§ Data listing:
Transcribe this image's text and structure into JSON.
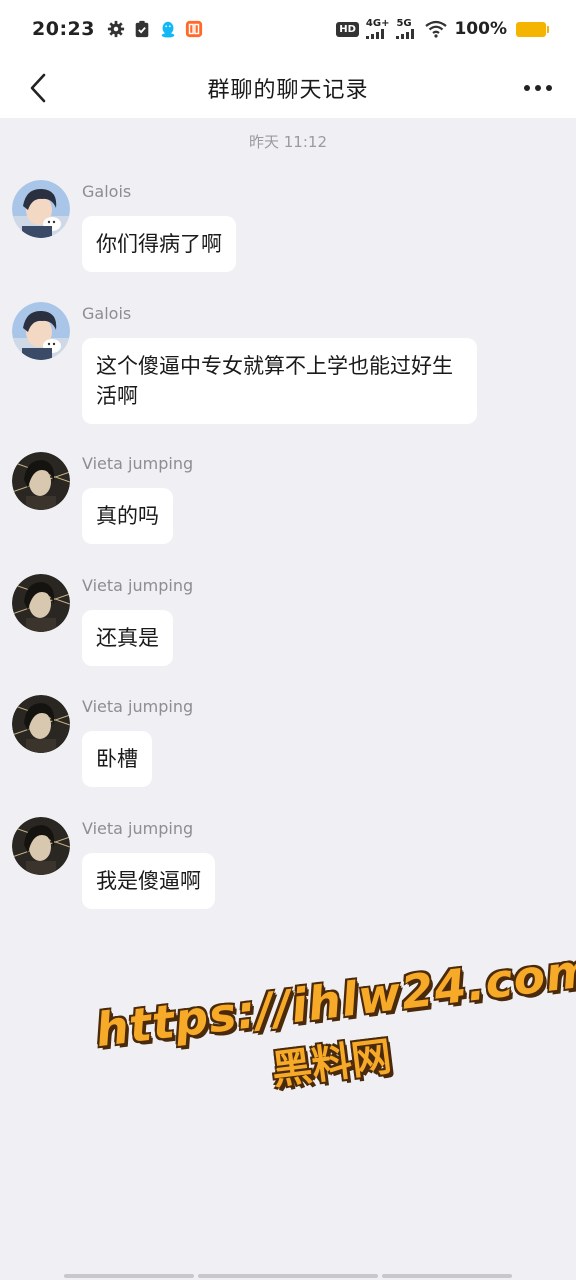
{
  "status_bar": {
    "time": "20:23",
    "hd": "HD",
    "net_4g": "4G+",
    "net_5g": "5G",
    "battery": "100%",
    "battery_color": "#f5b400",
    "left_icons": [
      "gear-icon",
      "clipboard-check-icon",
      "qq-penguin-icon",
      "app-badge-icon"
    ]
  },
  "header": {
    "title": "群聊的聊天记录",
    "back_icon": "chevron-left-icon",
    "more_icon": "more-dots-icon"
  },
  "chat": {
    "timestamp": "昨天 11:12",
    "messages": [
      {
        "sender": "Galois",
        "text": "你们得病了啊"
      },
      {
        "sender": "Galois",
        "text": "这个傻逼中专女就算不上学也能过好生活啊"
      },
      {
        "sender": "Vieta jumping",
        "text": "真的吗"
      },
      {
        "sender": "Vieta jumping",
        "text": "还真是"
      },
      {
        "sender": "Vieta jumping",
        "text": "卧槽"
      },
      {
        "sender": "Vieta jumping",
        "text": "我是傻逼啊"
      }
    ]
  },
  "watermark": {
    "url": "https://ihlw24.com",
    "name": "黑料网",
    "color": "#f7a928"
  }
}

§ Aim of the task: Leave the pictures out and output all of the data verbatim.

§ Your solution:
Transcribe this image's text and structure into JSON.
{
  "status_bar": {
    "time": "20:23",
    "hd": "HD",
    "net_4g": "4G+",
    "net_5g": "5G",
    "battery": "100%",
    "battery_color": "#f5b400",
    "left_icons": [
      "gear-icon",
      "clipboard-check-icon",
      "qq-penguin-icon",
      "app-badge-icon"
    ]
  },
  "header": {
    "title": "群聊的聊天记录",
    "back_icon": "chevron-left-icon",
    "more_icon": "more-dots-icon"
  },
  "chat": {
    "timestamp": "昨天 11:12",
    "messages": [
      {
        "sender": "Galois",
        "text": "你们得病了啊"
      },
      {
        "sender": "Galois",
        "text": "这个傻逼中专女就算不上学也能过好生活啊"
      },
      {
        "sender": "Vieta jumping",
        "text": "真的吗"
      },
      {
        "sender": "Vieta jumping",
        "text": "还真是"
      },
      {
        "sender": "Vieta jumping",
        "text": "卧槽"
      },
      {
        "sender": "Vieta jumping",
        "text": "我是傻逼啊"
      }
    ]
  },
  "watermark": {
    "url": "https://ihlw24.com",
    "name": "黑料网",
    "color": "#f7a928"
  }
}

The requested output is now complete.